In honor of beer's biggest festival, we asked the owners of Savannah's Moon River Brewing Company to draft a party menu, with frothy companions to match. (Serves 8)
* Place two scoops of vanilla ice cream in a glass and fill with Porter beer.
Beer, Meet Food
Connoisseurs say beer has a wider range of flavors than wine, as well as more nutrients. Like wine, it can harmonize with food, making both more enjoyable. Here are some tips for matchmaking success.
Rather than red wine, try ale, which has similar traits–fuller, more complex flavors, with hops standing in for tannins.
For white wine, substitute lager, which pairs well with poultry and fish. Lighter-bodied beers are generally a good choice for appetizers and lighter dishes.
Seek hoppyness: Hops give beer a variety of floral and other notes and impart a palate-pleasing edge that goes well with spicy or creamy dishes but can overwhelm more delicate ones. A hoppy ale plays well against the richness of salmon.
Complement flavors, matching sweet with sweet and tart with tart. A dry pale ale that pairs beautifully with a savory stew will clash with a dessert, but a sweeter, malty ale won't.

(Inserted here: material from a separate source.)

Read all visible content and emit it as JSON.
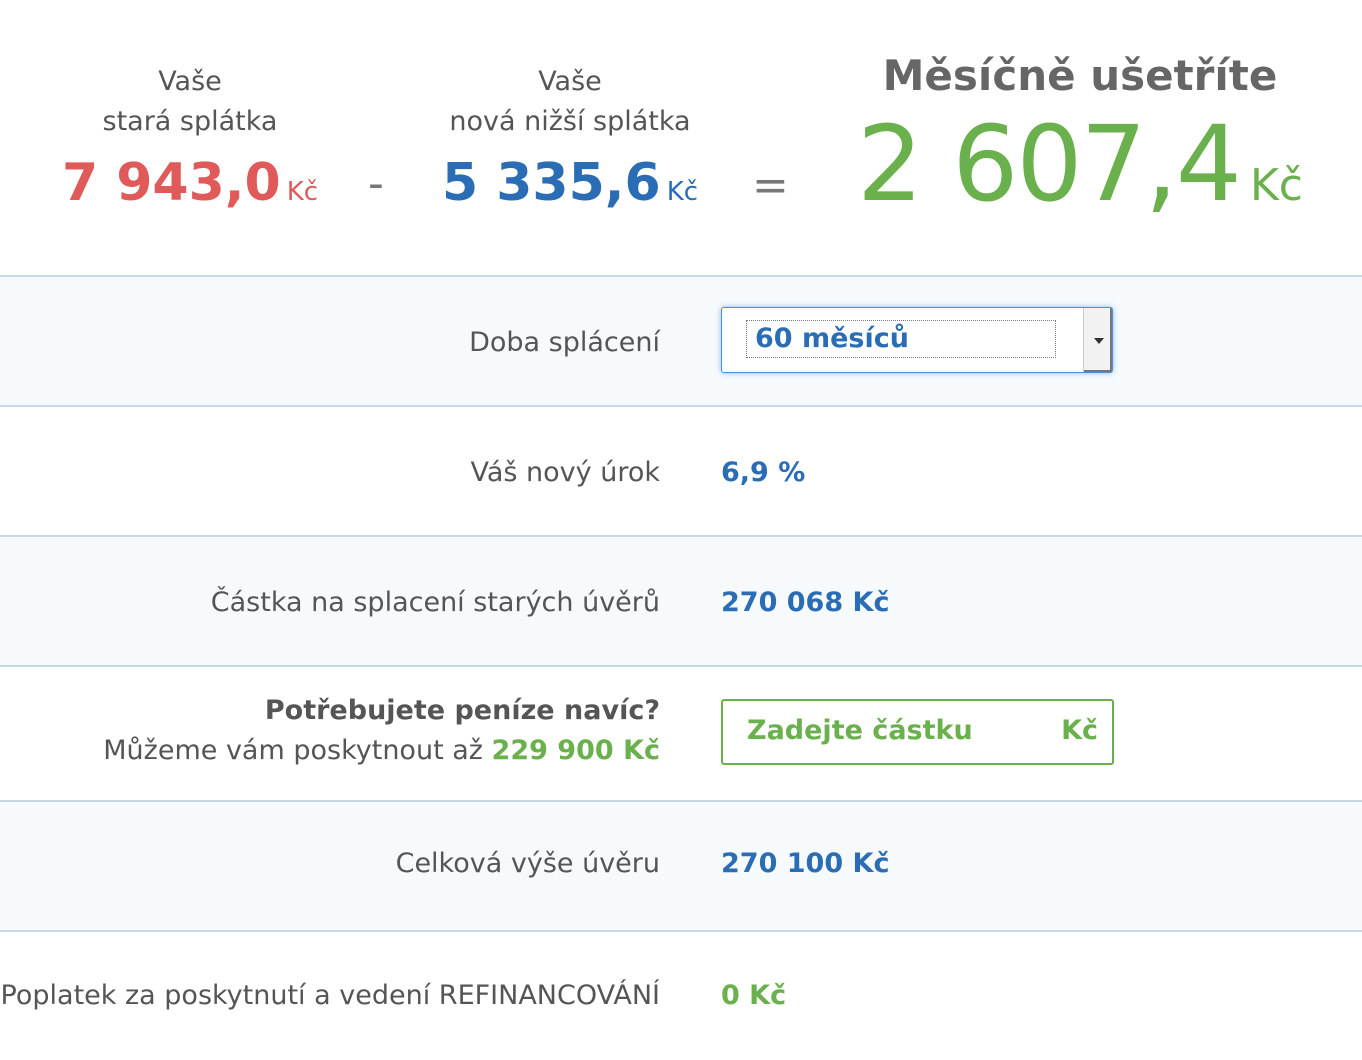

Contrast flavors. A dry stout is a classic match for chocolate cake. A full-bodied ale is a natural for a grilled steak, but a good lager can be a crisp foil for those smoky, juicy flavors.